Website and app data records

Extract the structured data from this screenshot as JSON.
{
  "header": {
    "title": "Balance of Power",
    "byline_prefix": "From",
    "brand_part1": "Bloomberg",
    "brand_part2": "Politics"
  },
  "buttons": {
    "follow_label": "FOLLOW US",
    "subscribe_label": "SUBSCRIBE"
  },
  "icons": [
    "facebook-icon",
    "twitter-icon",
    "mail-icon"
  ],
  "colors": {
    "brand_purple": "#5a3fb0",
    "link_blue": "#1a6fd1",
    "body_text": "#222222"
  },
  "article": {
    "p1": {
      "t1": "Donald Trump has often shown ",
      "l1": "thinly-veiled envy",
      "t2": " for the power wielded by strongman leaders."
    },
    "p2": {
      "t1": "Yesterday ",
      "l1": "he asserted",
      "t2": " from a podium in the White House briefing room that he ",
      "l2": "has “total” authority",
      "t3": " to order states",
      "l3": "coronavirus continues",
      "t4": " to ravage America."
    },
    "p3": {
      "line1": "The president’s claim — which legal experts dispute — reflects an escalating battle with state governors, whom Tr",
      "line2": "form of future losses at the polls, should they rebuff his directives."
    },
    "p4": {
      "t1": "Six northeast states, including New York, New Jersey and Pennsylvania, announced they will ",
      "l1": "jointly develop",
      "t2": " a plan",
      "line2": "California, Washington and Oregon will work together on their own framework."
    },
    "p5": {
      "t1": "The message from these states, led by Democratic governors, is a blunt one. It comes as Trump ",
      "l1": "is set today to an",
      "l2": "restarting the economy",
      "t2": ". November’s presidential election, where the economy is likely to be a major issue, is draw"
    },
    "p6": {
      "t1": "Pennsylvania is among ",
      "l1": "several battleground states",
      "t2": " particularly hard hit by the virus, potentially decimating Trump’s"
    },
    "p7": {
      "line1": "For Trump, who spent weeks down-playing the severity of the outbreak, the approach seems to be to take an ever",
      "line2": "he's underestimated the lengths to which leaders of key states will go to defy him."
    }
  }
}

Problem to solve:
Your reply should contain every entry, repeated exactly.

Solution for this exercise:
Extract the structured data from this screenshot as JSON.
{
  "header": {
    "title": "Balance of Power",
    "byline_prefix": "From",
    "brand_part1": "Bloomberg",
    "brand_part2": "Politics"
  },
  "buttons": {
    "follow_label": "FOLLOW US",
    "subscribe_label": "SUBSCRIBE"
  },
  "icons": [
    "facebook-icon",
    "twitter-icon",
    "mail-icon"
  ],
  "colors": {
    "brand_purple": "#5a3fb0",
    "link_blue": "#1a6fd1",
    "body_text": "#222222"
  },
  "article": {
    "p1": {
      "t1": "Donald Trump has often shown ",
      "l1": "thinly-veiled envy",
      "t2": " for the power wielded by strongman leaders."
    },
    "p2": {
      "t1": "Yesterday ",
      "l1": "he asserted",
      "t2": " from a podium in the White House briefing room that he ",
      "l2": "has “total” authority",
      "t3": " to order states",
      "l3": "coronavirus continues",
      "t4": " to ravage America."
    },
    "p3": {
      "line1": "The president’s claim — which legal experts dispute — reflects an escalating battle with state governors, whom Tr",
      "line2": "form of future losses at the polls, should they rebuff his directives."
    },
    "p4": {
      "t1": "Six northeast states, including New York, New Jersey and Pennsylvania, announced they will ",
      "l1": "jointly develop",
      "t2": " a plan",
      "line2": "California, Washington and Oregon will work together on their own framework."
    },
    "p5": {
      "t1": "The message from these states, led by Democratic governors, is a blunt one. It comes as Trump ",
      "l1": "is set today to an",
      "l2": "restarting the economy",
      "t2": ". November’s presidential election, where the economy is likely to be a major issue, is draw"
    },
    "p6": {
      "t1": "Pennsylvania is among ",
      "l1": "several battleground states",
      "t2": " particularly hard hit by the virus, potentially decimating Trump’s"
    },
    "p7": {
      "line1": "For Trump, who spent weeks down-playing the severity of the outbreak, the approach seems to be to take an ever",
      "line2": "he's underestimated the lengths to which leaders of key states will go to defy him."
    }
  }
}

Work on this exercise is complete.